What Is a Slot?

A narrow notch, groove or opening, as on a door or in a piece of machinery.

A device that accepts cash or a paper ticket with a barcode, or both. Also known as a slot machine.

In online casinos, slots are more flexible and can be adapted to many different themes. This allows designers to let their imaginations run wild, giving players creative bonus events such as a mystery chase through the Crime Zone in NetEnt’s Cash Noire or outer-space cluster payoffs that replace traditional paylines in ReelPlay’s Cosmic Convoy.

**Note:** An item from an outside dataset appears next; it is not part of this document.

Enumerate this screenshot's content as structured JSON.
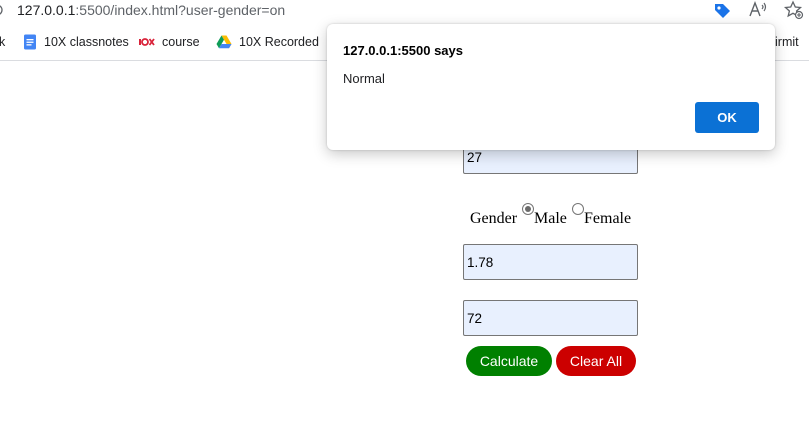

Choosing the right machine to play can help you maximise your chances of winning. If possible, choose one that has a high payout percentage and has recently paid out. If you’re playing at a brick-and-mortar casino, this may be difficult to determine but one effective strategy is to look for machines that display a large amount of cashout next to their credit balance. This indicates that the last player has left and there is a good chance the machine will still be paying out.

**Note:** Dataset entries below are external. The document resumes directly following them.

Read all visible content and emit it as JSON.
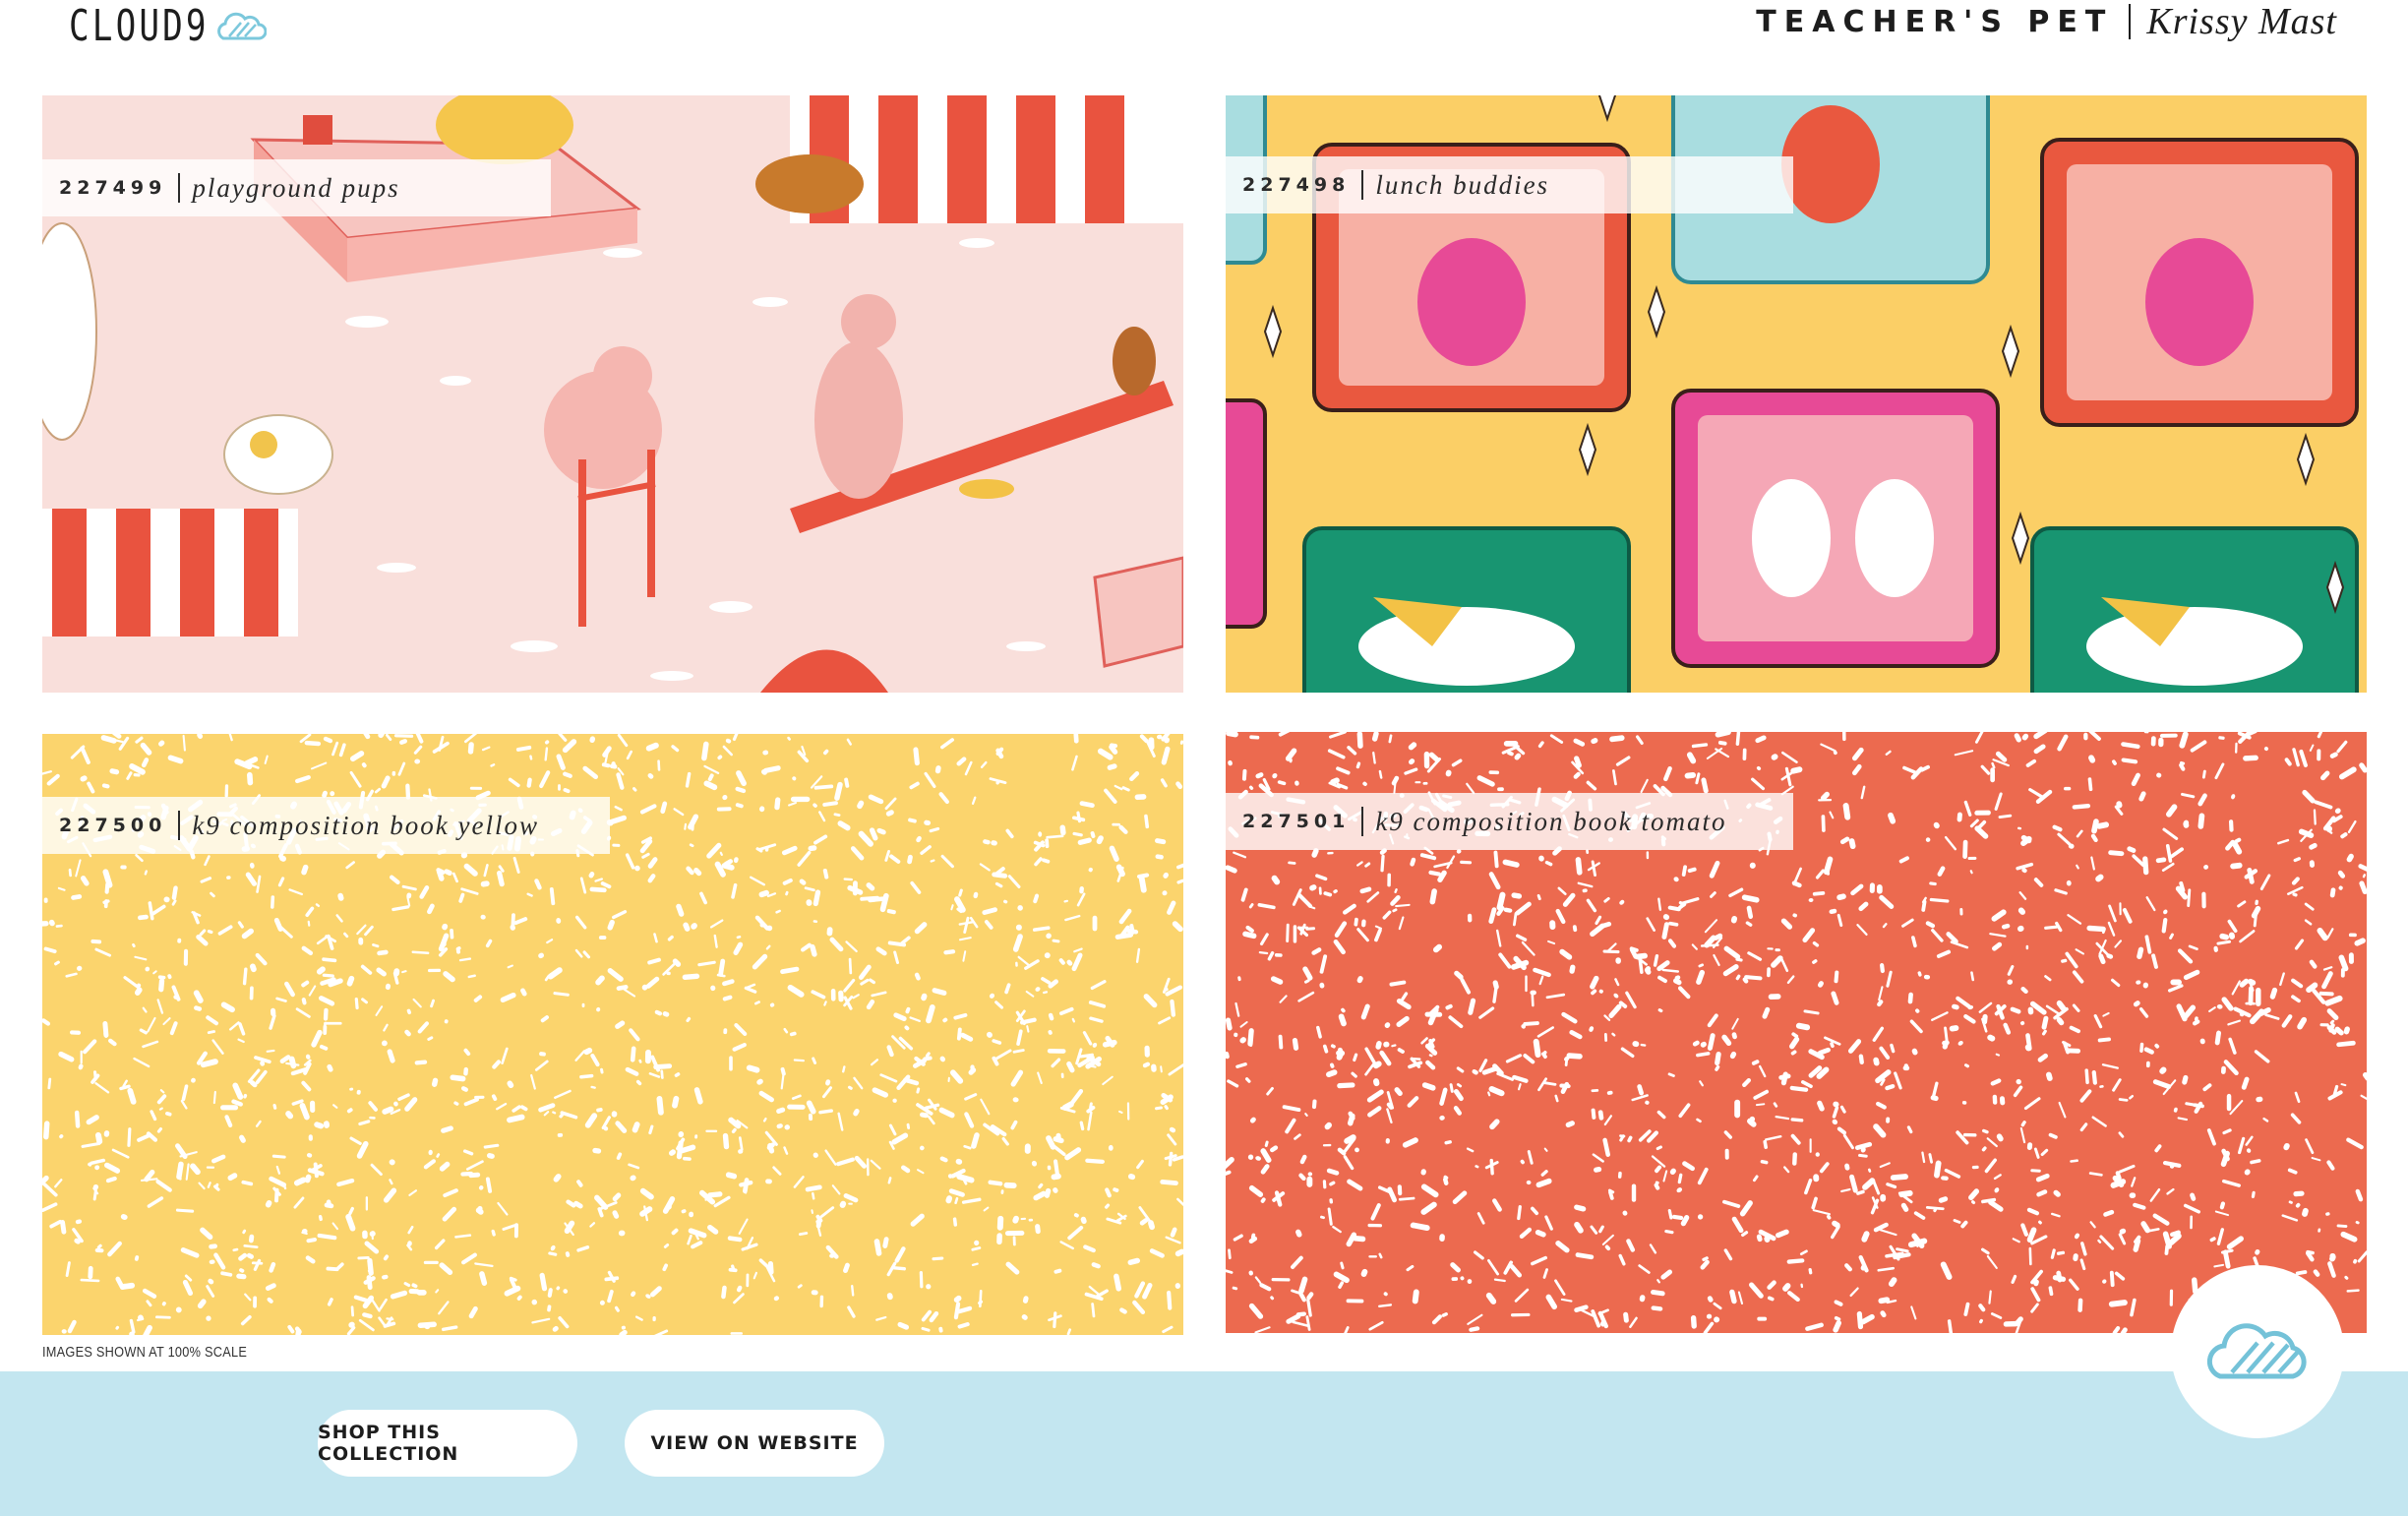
{
  "header": {
    "brand": "CLOUD9",
    "brand_icon": "cloud-icon",
    "collection": "TEACHER'S PET",
    "designer": "Krissy Mast"
  },
  "swatches": [
    {
      "sku": "227499",
      "name": "playground pups",
      "color": "#f9dfdb"
    },
    {
      "sku": "227498",
      "name": "lunch buddies",
      "color": "#fbcf66"
    },
    {
      "sku": "227500",
      "name": "k9 composition book yellow",
      "color": "#fbd46d"
    },
    {
      "sku": "227501",
      "name": "k9 composition book tomato",
      "color": "#ec6a4f"
    }
  ],
  "scale_note": "IMAGES SHOWN AT 100% SCALE",
  "footer": {
    "shop_label": "SHOP THIS COLLECTION",
    "view_label": "VIEW ON WEBSITE",
    "badge_icon": "cloud-icon",
    "background": "#c3e6f0"
  }
}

Some people like to play a particular type of slot machine because they think it has a better chance of hitting a jackpot or they enjoy the theme of the game. However, it is important to remember that all slot games are random and the outcome of each spin is completely unpredictable. This is why it’s important to stick to your budget and only spend money you can afford to lose.

Another crucial tip is to choose a machine that suits your playing style. Some slots are more volatile than others, which means they’re likely to give you larger wins but also bigger losses. Try to find a machine that matches your style of playing and doesn’t overtax your bankroll.

There are a variety of different slot machine types, from simple machines with a single payline to complex games with multiple reels and special features. It is a good idea to familiarise yourself with the rules of each machine before you start playing. This will improve your understanding of the game and make it easier for you to spot a winning combination.

A slot is a small space in which something fits, especially a key or lock. Slot is also the name of a position in American football, specifically a safety or cornerback who is assigned to cover wide receivers. This requires a great deal of athleticism and the ability to play both press coverage and man-to-man coverage. In addition, a slot corner must be able to quickly shift from covering the slot receiver to off-man coverage without losing their leverage. They are therefore very valuable to any defense.